Provided records —
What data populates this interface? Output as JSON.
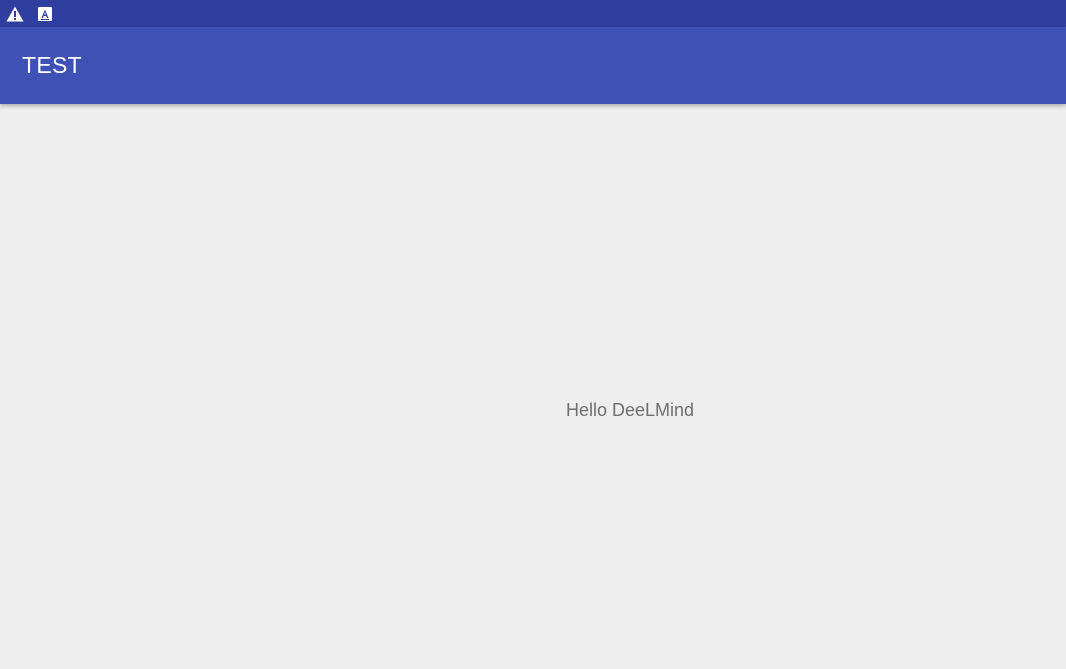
{
  "status_bar": {
    "background": "#303f9f",
    "icons": [
      "warning-icon",
      "text-a-icon"
    ]
  },
  "app_bar": {
    "title": "TEST",
    "background": "#3f51b5"
  },
  "content": {
    "background": "#eeeeee",
    "text": "Hello DeeLMind"
  }
}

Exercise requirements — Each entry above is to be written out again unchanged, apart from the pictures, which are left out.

Result —
What data populates this interface? Output as JSON.
{
  "status_bar": {
    "background": "#303f9f",
    "icons": [
      "warning-icon",
      "text-a-icon"
    ]
  },
  "app_bar": {
    "title": "TEST",
    "background": "#3f51b5"
  },
  "content": {
    "background": "#eeeeee",
    "text": "Hello DeeLMind"
  }
}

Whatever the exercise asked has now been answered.